**Exercise directions:** Once the images are set aside, output the listing exactly as it stands.
>>>>
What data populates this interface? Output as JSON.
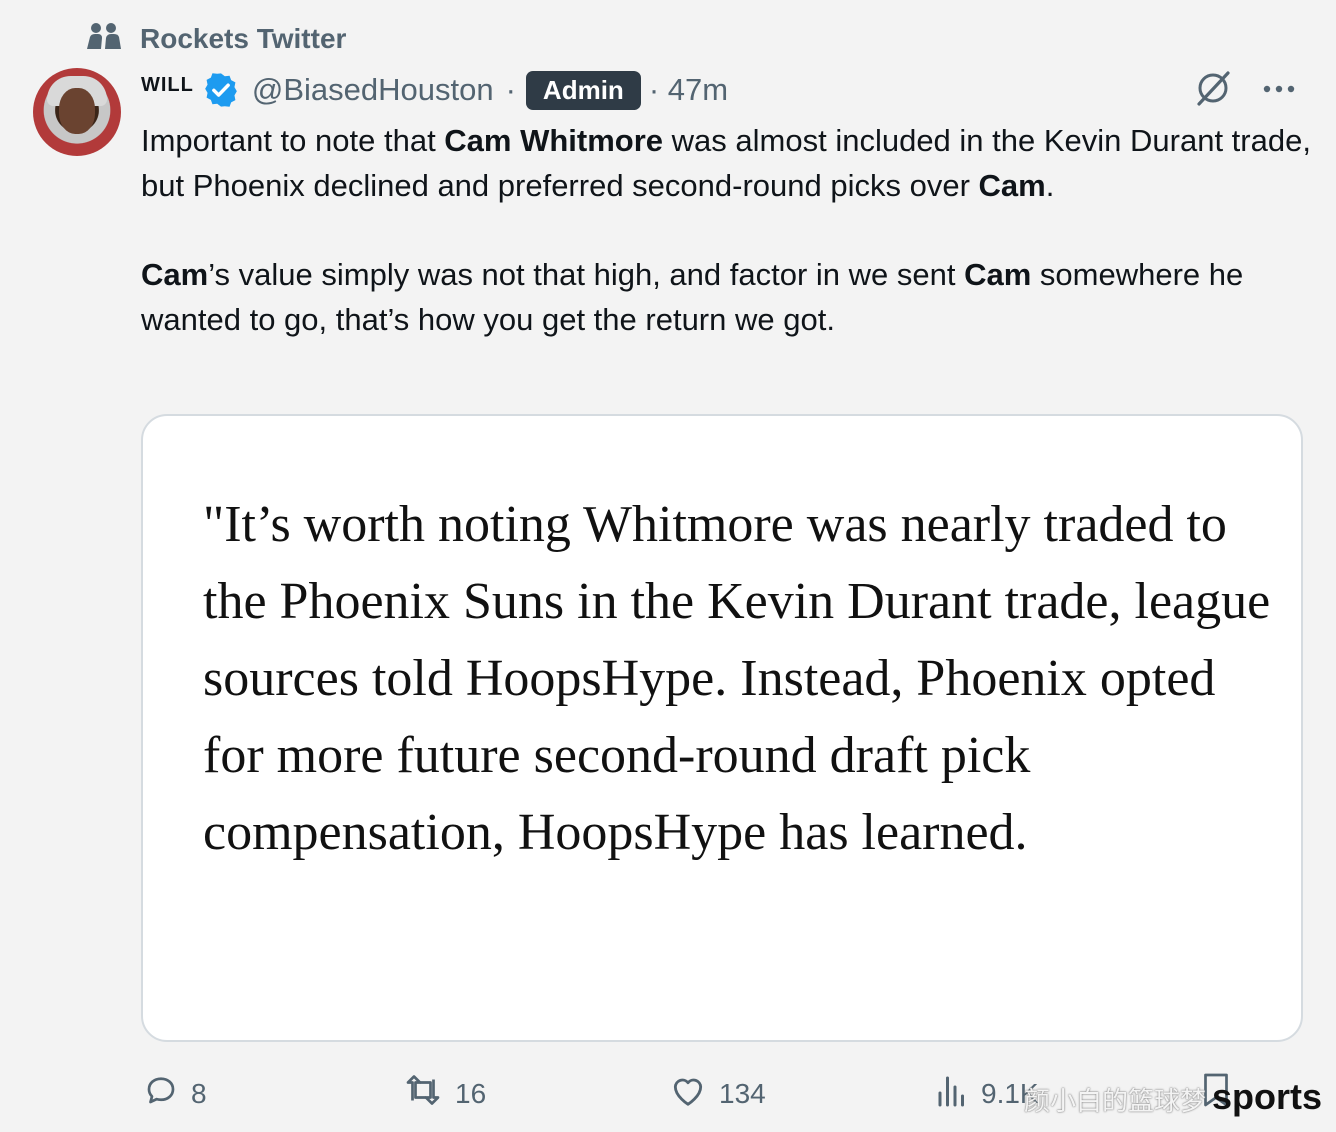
{
  "community": {
    "name": "Rockets Twitter"
  },
  "post": {
    "display_name": "WILL",
    "handle": "@BiasedHouston",
    "separator": "·",
    "badge": "Admin",
    "time": "· 47m",
    "paragraph1": {
      "t1": "Important to note that ",
      "b1": "Cam Whitmore",
      "t2": " was almost included in the Kevin Durant trade, but Phoenix declined and preferred second-round picks over ",
      "b2": "Cam",
      "t3": "."
    },
    "paragraph2": {
      "b1": "Cam",
      "t1": "’s value simply was not that high, and factor in we sent ",
      "b2": "Cam",
      "t2": " somewhere he wanted to go, that’s how you get the return we got."
    },
    "quote": "\"It’s worth noting Whitmore was nearly traded to the Phoenix Suns in the Kevin Durant trade, league sources told HoopsHype. Instead, Phoenix opted for more future second-round draft pick compensation, HoopsHype has learned."
  },
  "actions": {
    "replies": "8",
    "reposts": "16",
    "likes": "134",
    "views": "9.1K"
  },
  "watermark": {
    "cn": "颜小白的篮球梦",
    "brand": "sports"
  },
  "colors": {
    "verified": "#1d9bf0",
    "badge_bg": "#2f3b46",
    "muted": "#536471"
  }
}
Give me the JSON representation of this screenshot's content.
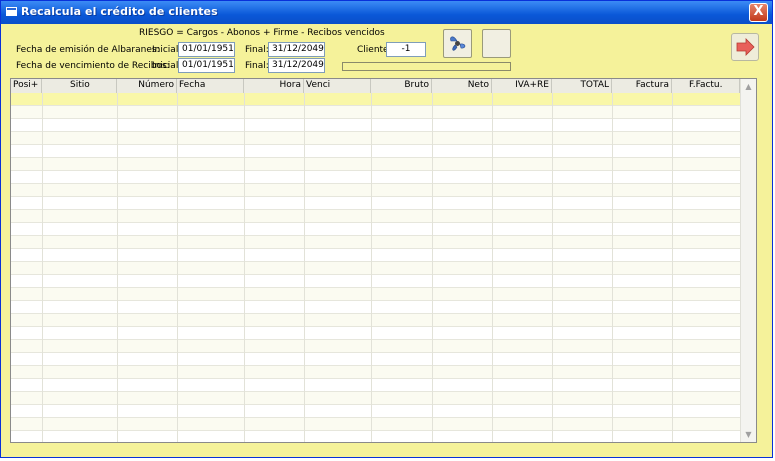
{
  "window": {
    "title": "Recalcula el crédito de clientes",
    "close_label": "X"
  },
  "formula": "RIESGO = Cargos - Abonos + Firme - Recibos vencidos",
  "albaranes": {
    "label": "Fecha de emisión de Albaranes:",
    "inicial_label": "Inicial:",
    "inicial_value": "01/01/1951",
    "final_label": "Final:",
    "final_value": "31/12/2049"
  },
  "recibos": {
    "label": "Fecha de vencimiento de Recibos:",
    "inicial_label": "Inicial:",
    "inicial_value": "01/01/1951",
    "final_label": "Final:",
    "final_value": "31/12/2049"
  },
  "cliente": {
    "label": "Cliente:",
    "value": "-1"
  },
  "progress": {
    "fraction": 0
  },
  "icons": {
    "run": "fan-icon",
    "blank": "blank-button",
    "exit": "exit-arrow-icon"
  },
  "table": {
    "columns": [
      "Posi+",
      "Sitio",
      "Número",
      "Fecha",
      "Hora",
      "Venci",
      "Bruto",
      "Neto",
      "IVA+RE",
      "TOTAL",
      "Factura",
      "F.Factu."
    ]
  },
  "scroll": {
    "up": "▲",
    "down": "▼"
  }
}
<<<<
**Result:**
What data populates this interface? Output as JSON.
{
  "community": {
    "name": "Rockets Twitter"
  },
  "post": {
    "display_name": "WILL",
    "handle": "@BiasedHouston",
    "separator": "·",
    "badge": "Admin",
    "time": "· 47m",
    "paragraph1": {
      "t1": "Important to note that ",
      "b1": "Cam Whitmore",
      "t2": " was almost included in the Kevin Durant trade, but Phoenix declined and preferred second-round picks over ",
      "b2": "Cam",
      "t3": "."
    },
    "paragraph2": {
      "b1": "Cam",
      "t1": "’s value simply was not that high, and factor in we sent ",
      "b2": "Cam",
      "t2": " somewhere he wanted to go, that’s how you get the return we got."
    },
    "quote": "\"It’s worth noting Whitmore was nearly traded to the Phoenix Suns in the Kevin Durant trade, league sources told HoopsHype. Instead, Phoenix opted for more future second-round draft pick compensation, HoopsHype has learned."
  },
  "actions": {
    "replies": "8",
    "reposts": "16",
    "likes": "134",
    "views": "9.1K"
  },
  "watermark": {
    "cn": "颜小白的篮球梦",
    "brand": "sports"
  },
  "colors": {
    "verified": "#1d9bf0",
    "badge_bg": "#2f3b46",
    "muted": "#536471"
  }
}
Give me the JSON representation of this screenshot's content.
{
  "window": {
    "title": "Recalcula el crédito de clientes",
    "close_label": "X"
  },
  "formula": "RIESGO = Cargos - Abonos + Firme - Recibos vencidos",
  "albaranes": {
    "label": "Fecha de emisión de Albaranes:",
    "inicial_label": "Inicial:",
    "inicial_value": "01/01/1951",
    "final_label": "Final:",
    "final_value": "31/12/2049"
  },
  "recibos": {
    "label": "Fecha de vencimiento de Recibos:",
    "inicial_label": "Inicial:",
    "inicial_value": "01/01/1951",
    "final_label": "Final:",
    "final_value": "31/12/2049"
  },
  "cliente": {
    "label": "Cliente:",
    "value": "-1"
  },
  "progress": {
    "fraction": 0
  },
  "icons": {
    "run": "fan-icon",
    "blank": "blank-button",
    "exit": "exit-arrow-icon"
  },
  "table": {
    "columns": [
      "Posi+",
      "Sitio",
      "Número",
      "Fecha",
      "Hora",
      "Venci",
      "Bruto",
      "Neto",
      "IVA+RE",
      "TOTAL",
      "Factura",
      "F.Factu."
    ]
  },
  "scroll": {
    "up": "▲",
    "down": "▼"
  }
}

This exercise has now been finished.